Łukasz Langa @ambv

 

Thursday, October 7, 2021

Python 3.11.0a1 is available

Now that we are on a release spree, here you have the first alpha release of Python 3.11: Python 3.11.0a1. Let the testing and validation games begin!


Major new features of the 3.11 series, compared to 3.10

Among the new major new features and changes so far:

  • PEP 657 – Include Fine-Grained Error Locations in Tracebacks
  • PEP 654 – PEP 654 – Exception Groups and except*
  • (Hey, fellow core developer, if a feature you find important is missing from this list, let Pablo know.)

The next pre-release of Python 3.11 will be 3.11.0a2, currently scheduled for 2021-11-02.

More resources

And now for something completely different

Schwarzschild black holes are also unique because they have a space-like singularity at their core, which means that the singularity doesn't happen at a specific point in *space* but happens at a specific point in *time* (the future). This means once you are inside the event horizon you cannot point with your finger towards the direction the singularity is located because the singularity happens in your future: no matter where you move, you will "fall" into it.

For a Schwarzschild black hole (a black hole with no rotation or electromagnetic charge), given a free fall particle starting at the event horizon, the maximum propper time (which happens when it falls without angular velocity) it will experience to fall into the singularity is `π*M` (in natural units), where M is the mass of the black hole. For Sagittarius A* (the black hole at the centre of the milky way) this time is approximately 1 minute.

We hope you enjoy the new releases!

Thanks to all of the many volunteers who help make Python Development and these releases possible! Please consider supporting our efforts by volunteering yourself or through organization contributions to the Python Software Foundation.

Monday, October 4, 2021

Python 3.10.0 is available


On behalf of the Python development community and the Python 3.10 release team, I’m pleased to announce the availability of Python 3.10.0.

Python 3.10.0 is the newest major release of the Python programming language, and it contains many new features and optimizations.


https://www.python.org/downloads/release/python-3100/

Major new features of the 3.10 series, compared to 3.9


Among the new major new features and changes so far:

  • PEP 623 – Deprecate and prepare for the removal of the wstr member in PyUnicodeObject.
  • PEP 604 – Allow writing union types as X | Y
  • PEP 612 – Parameter Specification Variables
  • PEP 626 – Precise line numbers for debugging and other tools.
  • PEP 618 – Add Optional Length-Checking To zip.
  • bpo-12782: Parenthesized context managers are now officially allowed.
  • PEP 634 – Structural Pattern Matching: Specification
  • PEP 635 – Structural Pattern Matching: Motivation and Rationale
  • PEP 636 – Structural Pattern Matching: Tutorial

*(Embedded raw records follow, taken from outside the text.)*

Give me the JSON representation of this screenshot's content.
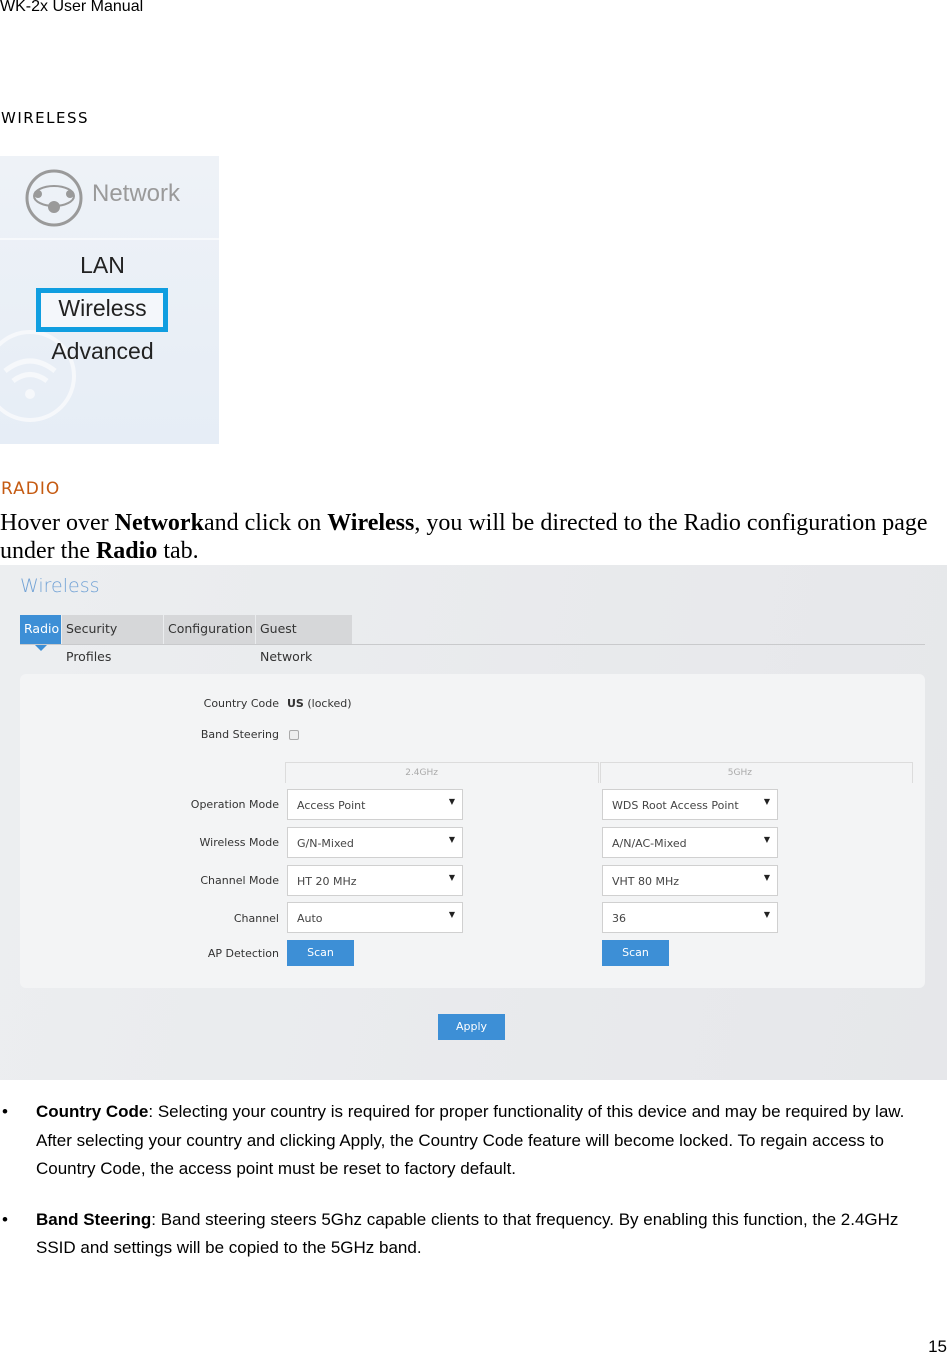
{
  "header": "WK-2x User Manual",
  "section_title": "WIRELESS",
  "nav_image": {
    "title": "Network",
    "items": [
      "LAN",
      "Wireless",
      "Advanced"
    ],
    "selected": "Wireless",
    "icon": "network-globe-icon",
    "highlight_color": "#109ee0"
  },
  "subsection_title": "RADIO",
  "intro": {
    "p1": "Hover over ",
    "b1": "Network",
    "p2": "and click on ",
    "b2": "Wireless",
    "p3": ", you will be directed to the Radio configuration page under the ",
    "b3": "Radio",
    "p4": " tab."
  },
  "screenshot": {
    "title": "Wireless",
    "tabs": [
      "Radio",
      "Security Profiles",
      "Configuration",
      "Guest Network"
    ],
    "active_tab": "Radio",
    "country_code_label": "Country Code",
    "country_code_value": "US",
    "country_code_note": "(locked)",
    "band_steering_label": "Band Steering",
    "band_steering_checked": false,
    "columns": [
      "2.4GHz",
      "5GHz"
    ],
    "rows": [
      {
        "label": "Operation Mode",
        "v24": "Access Point",
        "v5": "WDS Root Access Point"
      },
      {
        "label": "Wireless Mode",
        "v24": "G/N-Mixed",
        "v5": "A/N/AC-Mixed"
      },
      {
        "label": "Channel Mode",
        "v24": "HT 20 MHz",
        "v5": "VHT 80 MHz"
      },
      {
        "label": "Channel",
        "v24": "Auto",
        "v5": "36"
      }
    ],
    "ap_detection_label": "AP Detection",
    "scan_label": "Scan",
    "apply_label": "Apply",
    "accent": "#3d8fd6"
  },
  "bullets": [
    {
      "term": "Country Code",
      "text": ": Selecting your country is required for proper functionality of this device and may be required by law. After selecting your country and clicking Apply, the Country Code feature will become locked. To regain access to Country Code, the access point must be reset to factory default."
    },
    {
      "term": "Band Steering",
      "text": ": Band steering steers 5Ghz capable clients to that frequency. By enabling this function, the 2.4GHz SSID and settings will be copied to the 5GHz band."
    }
  ],
  "page_number": "15"
}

More resources

bpo-38605from __future__ import annotations (PEP 563) used to be on this list in previous pre-releases but it has been postponed to Python 3.11 due to some compatibility concerns. You can read the Steering Council communication about it here to learn more.

And now for something completely different

For a Schwarzschild black hole (a black hole with no rotation or electromagnetic charge), given a free fall particle starting at the event horizon, the maximum propper time (which happens when it falls without angular velocity) it will experience to fall into the singularity is `π*M` (in natural units), where M is the mass of the black hole. For Sagittarius A* (the black hole at the centre of the milky way) this time is approximately 1 minute.


Schwarzschild black holes are also unique because they have a space-like singularity at their core, which means that the singularity doesn't happen at a specific point in *space* but happens at a specific point in *time* (the future). This means once you are inside the event horizon you cannot point with your finger towards the direction the singularity is located because the singularity happens in your future: no matter where you move, you will "fall" into it.


We hope you enjoy the new releases!

Thanks to all of the many volunteers who help make Python Development and these releases possible! Please consider supporting our efforts by volunteering yourself or through organization contributions to the Python Software Foundation.